Xerfi Global has recently published a study on the Global Media Industry, which has seen constant growth over the last few years. Media revenues are made up of income from both consumer spending and advertising revenues from TV, radio and print media. Average annual growth of total media revenues has reached 5.7% between 2012 and 2017, giving a market value of over €960bn (962.1) in 2017, made up of 54% consumer spend and 46% advertising spend compared to 59% and 41% in 2010.
The playing field is however one of two-speeds, with broadcast specialists clearly outperforming publishers in terms of both operating margins and revenue growth. Broadcast specialists such as Grupo Televisa, Comcast or, Disney have enjoyed operating margins averaging over 20% and positive revenue growth over the last five years, partly as a result of investments and acquisitions aimed at expanding their content offer. Conversely, publishers such as the New York Times Company, Lagardère, News Corp. and have suffered weaker growth rates, mostly as a result of falling print circulation and a structural decline of print advertising spending. Margins are also significantly lower in the publishing business, with major publishers overall reporting only single-digit profit margins during the last five years. However, publishers’ lower profitability was also partly the result of relatively costly business restructuring programmes in recent years, pointing to a possible increase in profitability as they become increasingly digital and turn to new monetization models such as digital subscriptions.

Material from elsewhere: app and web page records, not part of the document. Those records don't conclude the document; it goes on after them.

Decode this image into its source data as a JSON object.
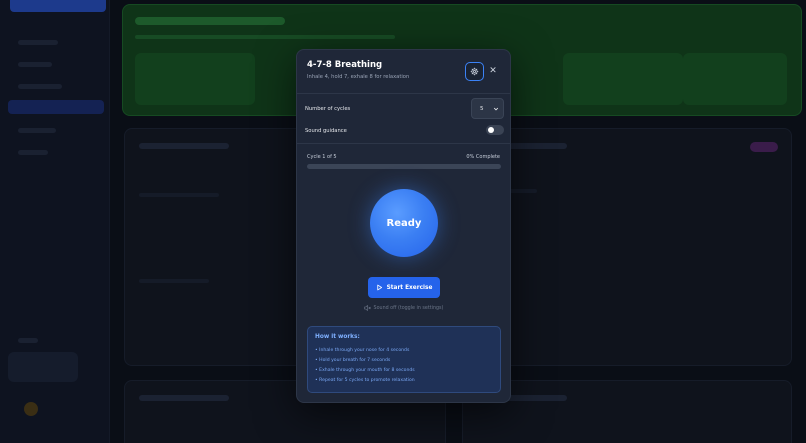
{
  "modal": {
    "title": "4-7-8 Breathing",
    "subtitle": "Inhale 4, hold 7, exhale 8 for relaxation",
    "settings_icon": "gear-icon",
    "close_icon": "close-icon",
    "close_label": "✕",
    "cycles": {
      "label": "Number of cycles",
      "value": "5"
    },
    "sound": {
      "label": "Sound guidance",
      "enabled": false
    },
    "progress": {
      "cycle_text": "Cycle 1 of 5",
      "percent_text": "0% Complete",
      "fraction": 0
    },
    "circle_text": "Ready",
    "start_button": {
      "label": "Start Exercise",
      "icon": "play-icon"
    },
    "sound_note": {
      "text": "Sound off (toggle in settings)",
      "icon": "speaker-off-icon"
    },
    "how_it_works": {
      "title": "How it works:",
      "items": [
        "• Inhale through your nose for 4 seconds",
        "• Hold your breath for 7 seconds",
        "• Exhale through your mouth for 8 seconds",
        "• Repeat for 5 cycles to promote relaxation"
      ]
    }
  },
  "colors": {
    "accent": "#3b82f6",
    "primary_button": "#2563eb",
    "modal_bg": "#1f2738",
    "info_box_bg": "#1f3157",
    "banner_green": "#0f3418"
  }
}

Indeed, digitisation has been dramatically changing the industry’s landscape, bringing with it both opportunities and challenges. On the one hand, the transition allows profitability to be boosted as digital distribution reduces fixed, average and marginal costs. Digital distribution also allows consumer targeting and profiling, accelerates international expansion and reduces dependence on retailers. At the same time, however, digitisation is not all good news for industry players. Digital media and new media devices have led to an overflow of media content and have additionally facilitated the proliferation of free and/or illegal media content, fostering an over-supplied and highly-competitive environment. Digital distribution also means that content creators lose some control to online content aggregators and third-party distributors. Furthermore, digitisation has made the media industry heavily reliant on advertising revenues as a main source of income, while reduced market entry barriers have raised the number of contenders, leading to a market flooded with advertising space, and thus lower advertising prices.

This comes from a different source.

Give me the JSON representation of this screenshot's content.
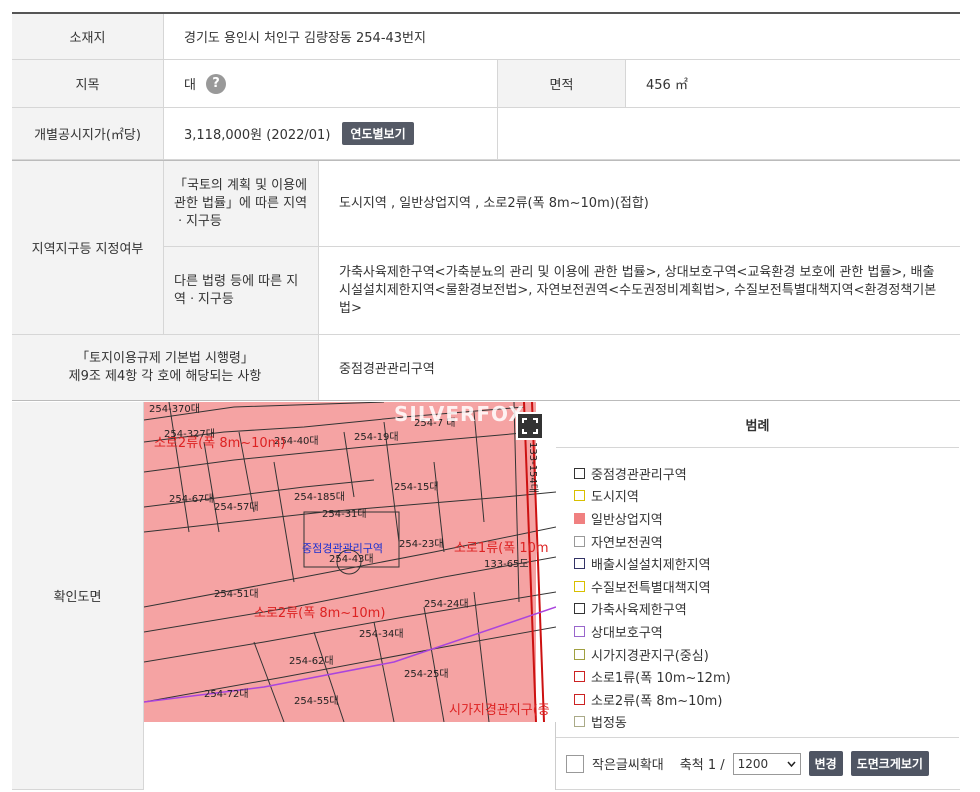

As a result of the digital transition, the general business model followed by media companies has undergone a transformation. While the industry structure was traditionally fragmented, the digital media model sees greater cooperation to share content and create synergies. Audiences were previous passive in their consumption of media content: now on-demand, user-generated or interactive content gives audiences a more active role. In terms of revenues, earnings are now less dependent on the sale of physical advertising space, circulation and public licence fees and increasingly based on subscriptions revenues, digital retail sales on demand and more sophisticated advertising opportunities.
With free media content widely available through the internet, media companies’ growing focus on subscription-based offers has put a question mark on consumers' willingness to pay for content. While some major players such as have introduced online "paywalls" rather successfully, subscription-based models in reality require strong brand value to be viable. Still, media companies are adapting supply to demand through more flexible pricing models, while consumers are increasingly accepting to pay for media content as a guarantee of distinctive quality or better customer experience.